For every line below, set down an identical copy.
────────────────────
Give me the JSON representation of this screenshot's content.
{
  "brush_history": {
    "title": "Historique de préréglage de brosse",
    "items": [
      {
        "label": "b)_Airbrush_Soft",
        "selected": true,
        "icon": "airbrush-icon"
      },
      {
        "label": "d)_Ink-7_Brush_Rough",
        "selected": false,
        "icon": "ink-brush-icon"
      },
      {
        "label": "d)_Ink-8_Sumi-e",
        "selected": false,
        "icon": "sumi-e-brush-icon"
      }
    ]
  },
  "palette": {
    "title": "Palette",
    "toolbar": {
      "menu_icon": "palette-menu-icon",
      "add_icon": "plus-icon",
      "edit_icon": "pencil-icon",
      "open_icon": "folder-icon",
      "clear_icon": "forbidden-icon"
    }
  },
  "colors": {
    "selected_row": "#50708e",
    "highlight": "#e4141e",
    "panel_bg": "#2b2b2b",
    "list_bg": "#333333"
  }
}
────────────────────
**Output of the exercise:**
Give me the JSON representation of this screenshot's content.
{
  "brush_history": {
    "title": "Historique de préréglage de brosse",
    "items": [
      {
        "label": "b)_Airbrush_Soft",
        "selected": true,
        "icon": "airbrush-icon"
      },
      {
        "label": "d)_Ink-7_Brush_Rough",
        "selected": false,
        "icon": "ink-brush-icon"
      },
      {
        "label": "d)_Ink-8_Sumi-e",
        "selected": false,
        "icon": "sumi-e-brush-icon"
      }
    ]
  },
  "palette": {
    "title": "Palette",
    "toolbar": {
      "menu_icon": "palette-menu-icon",
      "add_icon": "plus-icon",
      "edit_icon": "pencil-icon",
      "open_icon": "folder-icon",
      "clear_icon": "forbidden-icon"
    }
  },
  "colors": {
    "selected_row": "#50708e",
    "highlight": "#e4141e",
    "panel_bg": "#2b2b2b",
    "list_bg": "#333333"
  }
}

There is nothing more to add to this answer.